WORK TO COMPLETE: Your answer must be an exact copy of the records below.

[Start of section]

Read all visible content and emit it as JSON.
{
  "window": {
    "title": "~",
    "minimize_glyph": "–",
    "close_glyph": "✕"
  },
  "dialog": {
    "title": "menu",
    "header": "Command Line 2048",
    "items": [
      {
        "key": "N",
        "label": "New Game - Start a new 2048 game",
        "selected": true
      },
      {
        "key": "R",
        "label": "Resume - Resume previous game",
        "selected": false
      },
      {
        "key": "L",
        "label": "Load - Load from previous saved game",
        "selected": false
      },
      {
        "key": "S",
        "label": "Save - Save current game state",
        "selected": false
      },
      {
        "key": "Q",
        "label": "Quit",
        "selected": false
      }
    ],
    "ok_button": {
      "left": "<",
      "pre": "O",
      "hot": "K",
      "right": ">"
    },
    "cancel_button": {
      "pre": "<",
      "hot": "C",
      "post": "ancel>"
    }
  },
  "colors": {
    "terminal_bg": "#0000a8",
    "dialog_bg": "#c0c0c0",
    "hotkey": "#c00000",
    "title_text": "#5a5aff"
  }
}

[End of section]

FINISHED EXERCISE:
Read all visible content and emit it as JSON.
{
  "window": {
    "title": "~",
    "minimize_glyph": "–",
    "close_glyph": "✕"
  },
  "dialog": {
    "title": "menu",
    "header": "Command Line 2048",
    "items": [
      {
        "key": "N",
        "label": "New Game - Start a new 2048 game",
        "selected": true
      },
      {
        "key": "R",
        "label": "Resume - Resume previous game",
        "selected": false
      },
      {
        "key": "L",
        "label": "Load - Load from previous saved game",
        "selected": false
      },
      {
        "key": "S",
        "label": "Save - Save current game state",
        "selected": false
      },
      {
        "key": "Q",
        "label": "Quit",
        "selected": false
      }
    ],
    "ok_button": {
      "left": "<",
      "pre": "O",
      "hot": "K",
      "right": ">"
    },
    "cancel_button": {
      "pre": "<",
      "hot": "C",
      "post": "ancel>"
    }
  },
  "colors": {
    "terminal_bg": "#0000a8",
    "dialog_bg": "#c0c0c0",
    "hotkey": "#c00000",
    "title_text": "#5a5aff"
  }
}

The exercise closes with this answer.